[Excerpts from a dataset]
===============
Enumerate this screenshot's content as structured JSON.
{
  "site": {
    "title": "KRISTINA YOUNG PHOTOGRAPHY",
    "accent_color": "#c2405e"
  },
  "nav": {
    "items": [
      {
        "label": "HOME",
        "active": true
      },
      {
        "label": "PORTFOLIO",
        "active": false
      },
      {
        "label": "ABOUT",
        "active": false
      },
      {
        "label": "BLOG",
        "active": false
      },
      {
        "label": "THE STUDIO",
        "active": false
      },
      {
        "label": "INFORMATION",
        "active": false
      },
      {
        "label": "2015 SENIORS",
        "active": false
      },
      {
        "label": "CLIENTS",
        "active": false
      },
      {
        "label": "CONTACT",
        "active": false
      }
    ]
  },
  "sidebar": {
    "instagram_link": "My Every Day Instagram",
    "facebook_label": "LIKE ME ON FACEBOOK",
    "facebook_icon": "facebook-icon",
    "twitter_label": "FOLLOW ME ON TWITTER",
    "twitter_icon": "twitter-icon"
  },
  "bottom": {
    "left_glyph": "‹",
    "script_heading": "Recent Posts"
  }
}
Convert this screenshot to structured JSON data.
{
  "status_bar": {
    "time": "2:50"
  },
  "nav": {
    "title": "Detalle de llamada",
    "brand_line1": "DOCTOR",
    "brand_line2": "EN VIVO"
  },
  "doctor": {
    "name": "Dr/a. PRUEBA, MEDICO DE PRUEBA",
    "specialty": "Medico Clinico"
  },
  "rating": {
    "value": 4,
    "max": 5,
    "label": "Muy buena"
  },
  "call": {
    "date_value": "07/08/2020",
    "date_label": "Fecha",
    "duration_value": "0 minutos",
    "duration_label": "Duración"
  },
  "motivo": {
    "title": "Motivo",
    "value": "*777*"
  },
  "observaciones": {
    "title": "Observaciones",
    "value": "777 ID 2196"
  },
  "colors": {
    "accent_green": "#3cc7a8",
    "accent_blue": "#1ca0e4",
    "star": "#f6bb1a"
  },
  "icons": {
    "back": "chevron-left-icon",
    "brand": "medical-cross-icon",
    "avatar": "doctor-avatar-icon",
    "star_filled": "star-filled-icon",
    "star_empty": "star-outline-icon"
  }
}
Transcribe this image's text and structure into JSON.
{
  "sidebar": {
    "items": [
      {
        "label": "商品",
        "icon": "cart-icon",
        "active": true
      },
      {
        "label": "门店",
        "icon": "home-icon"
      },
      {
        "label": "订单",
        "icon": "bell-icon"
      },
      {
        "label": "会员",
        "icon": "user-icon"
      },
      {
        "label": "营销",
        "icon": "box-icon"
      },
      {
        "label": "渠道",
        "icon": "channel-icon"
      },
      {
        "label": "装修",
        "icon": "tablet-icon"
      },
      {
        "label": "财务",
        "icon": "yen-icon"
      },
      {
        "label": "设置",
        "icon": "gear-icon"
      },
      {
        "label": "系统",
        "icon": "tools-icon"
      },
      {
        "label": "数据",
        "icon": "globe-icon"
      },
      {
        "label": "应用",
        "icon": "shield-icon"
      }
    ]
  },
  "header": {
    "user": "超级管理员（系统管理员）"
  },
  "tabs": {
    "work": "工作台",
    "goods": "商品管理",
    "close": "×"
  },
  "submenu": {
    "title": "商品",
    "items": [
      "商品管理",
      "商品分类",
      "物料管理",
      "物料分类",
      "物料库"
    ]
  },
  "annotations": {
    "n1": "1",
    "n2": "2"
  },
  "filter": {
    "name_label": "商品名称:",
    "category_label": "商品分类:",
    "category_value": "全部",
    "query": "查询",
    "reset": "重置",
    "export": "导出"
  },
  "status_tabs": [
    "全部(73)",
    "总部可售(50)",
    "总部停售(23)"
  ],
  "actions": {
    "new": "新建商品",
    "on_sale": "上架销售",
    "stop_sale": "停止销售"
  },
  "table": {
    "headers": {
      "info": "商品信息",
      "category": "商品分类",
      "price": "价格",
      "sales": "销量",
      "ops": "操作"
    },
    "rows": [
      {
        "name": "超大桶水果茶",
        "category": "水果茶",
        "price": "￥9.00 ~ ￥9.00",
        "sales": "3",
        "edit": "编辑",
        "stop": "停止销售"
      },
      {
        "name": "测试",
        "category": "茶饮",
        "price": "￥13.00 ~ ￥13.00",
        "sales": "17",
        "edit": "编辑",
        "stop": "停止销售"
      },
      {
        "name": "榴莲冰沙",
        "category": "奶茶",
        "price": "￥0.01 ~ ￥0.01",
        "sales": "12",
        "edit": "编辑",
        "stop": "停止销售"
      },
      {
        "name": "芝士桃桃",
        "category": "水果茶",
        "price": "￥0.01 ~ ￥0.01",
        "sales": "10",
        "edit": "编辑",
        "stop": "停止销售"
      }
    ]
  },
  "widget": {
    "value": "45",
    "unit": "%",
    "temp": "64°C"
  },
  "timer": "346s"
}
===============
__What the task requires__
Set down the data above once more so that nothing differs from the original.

__Exercise result__
Enumerate this screenshot's content as structured JSON.
{
  "site": {
    "title": "KRISTINA YOUNG PHOTOGRAPHY",
    "accent_color": "#c2405e"
  },
  "nav": {
    "items": [
      {
        "label": "HOME",
        "active": true
      },
      {
        "label": "PORTFOLIO",
        "active": false
      },
      {
        "label": "ABOUT",
        "active": false
      },
      {
        "label": "BLOG",
        "active": false
      },
      {
        "label": "THE STUDIO",
        "active": false
      },
      {
        "label": "INFORMATION",
        "active": false
      },
      {
        "label": "2015 SENIORS",
        "active": false
      },
      {
        "label": "CLIENTS",
        "active": false
      },
      {
        "label": "CONTACT",
        "active": false
      }
    ]
  },
  "sidebar": {
    "instagram_link": "My Every Day Instagram",
    "facebook_label": "LIKE ME ON FACEBOOK",
    "facebook_icon": "facebook-icon",
    "twitter_label": "FOLLOW ME ON TWITTER",
    "twitter_icon": "twitter-icon"
  },
  "bottom": {
    "left_glyph": "‹",
    "script_heading": "Recent Posts"
  }
}
Convert this screenshot to structured JSON data.
{
  "status_bar": {
    "time": "2:50"
  },
  "nav": {
    "title": "Detalle de llamada",
    "brand_line1": "DOCTOR",
    "brand_line2": "EN VIVO"
  },
  "doctor": {
    "name": "Dr/a. PRUEBA, MEDICO DE PRUEBA",
    "specialty": "Medico Clinico"
  },
  "rating": {
    "value": 4,
    "max": 5,
    "label": "Muy buena"
  },
  "call": {
    "date_value": "07/08/2020",
    "date_label": "Fecha",
    "duration_value": "0 minutos",
    "duration_label": "Duración"
  },
  "motivo": {
    "title": "Motivo",
    "value": "*777*"
  },
  "observaciones": {
    "title": "Observaciones",
    "value": "777 ID 2196"
  },
  "colors": {
    "accent_green": "#3cc7a8",
    "accent_blue": "#1ca0e4",
    "star": "#f6bb1a"
  },
  "icons": {
    "back": "chevron-left-icon",
    "brand": "medical-cross-icon",
    "avatar": "doctor-avatar-icon",
    "star_filled": "star-filled-icon",
    "star_empty": "star-outline-icon"
  }
}
Transcribe this image's text and structure into JSON.
{
  "sidebar": {
    "items": [
      {
        "label": "商品",
        "icon": "cart-icon",
        "active": true
      },
      {
        "label": "门店",
        "icon": "home-icon"
      },
      {
        "label": "订单",
        "icon": "bell-icon"
      },
      {
        "label": "会员",
        "icon": "user-icon"
      },
      {
        "label": "营销",
        "icon": "box-icon"
      },
      {
        "label": "渠道",
        "icon": "channel-icon"
      },
      {
        "label": "装修",
        "icon": "tablet-icon"
      },
      {
        "label": "财务",
        "icon": "yen-icon"
      },
      {
        "label": "设置",
        "icon": "gear-icon"
      },
      {
        "label": "系统",
        "icon": "tools-icon"
      },
      {
        "label": "数据",
        "icon": "globe-icon"
      },
      {
        "label": "应用",
        "icon": "shield-icon"
      }
    ]
  },
  "header": {
    "user": "超级管理员（系统管理员）"
  },
  "tabs": {
    "work": "工作台",
    "goods": "商品管理",
    "close": "×"
  },
  "submenu": {
    "title": "商品",
    "items": [
      "商品管理",
      "商品分类",
      "物料管理",
      "物料分类",
      "物料库"
    ]
  },
  "annotations": {
    "n1": "1",
    "n2": "2"
  },
  "filter": {
    "name_label": "商品名称:",
    "category_label": "商品分类:",
    "category_value": "全部",
    "query": "查询",
    "reset": "重置",
    "export": "导出"
  },
  "status_tabs": [
    "全部(73)",
    "总部可售(50)",
    "总部停售(23)"
  ],
  "actions": {
    "new": "新建商品",
    "on_sale": "上架销售",
    "stop_sale": "停止销售"
  },
  "table": {
    "headers": {
      "info": "商品信息",
      "category": "商品分类",
      "price": "价格",
      "sales": "销量",
      "ops": "操作"
    },
    "rows": [
      {
        "name": "超大桶水果茶",
        "category": "水果茶",
        "price": "￥9.00 ~ ￥9.00",
        "sales": "3",
        "edit": "编辑",
        "stop": "停止销售"
      },
      {
        "name": "测试",
        "category": "茶饮",
        "price": "￥13.00 ~ ￥13.00",
        "sales": "17",
        "edit": "编辑",
        "stop": "停止销售"
      },
      {
        "name": "榴莲冰沙",
        "category": "奶茶",
        "price": "￥0.01 ~ ￥0.01",
        "sales": "12",
        "edit": "编辑",
        "stop": "停止销售"
      },
      {
        "name": "芝士桃桃",
        "category": "水果茶",
        "price": "￥0.01 ~ ￥0.01",
        "sales": "10",
        "edit": "编辑",
        "stop": "停止销售"
      }
    ]
  },
  "widget": {
    "value": "45",
    "unit": "%",
    "temp": "64°C"
  },
  "timer": "346s"
}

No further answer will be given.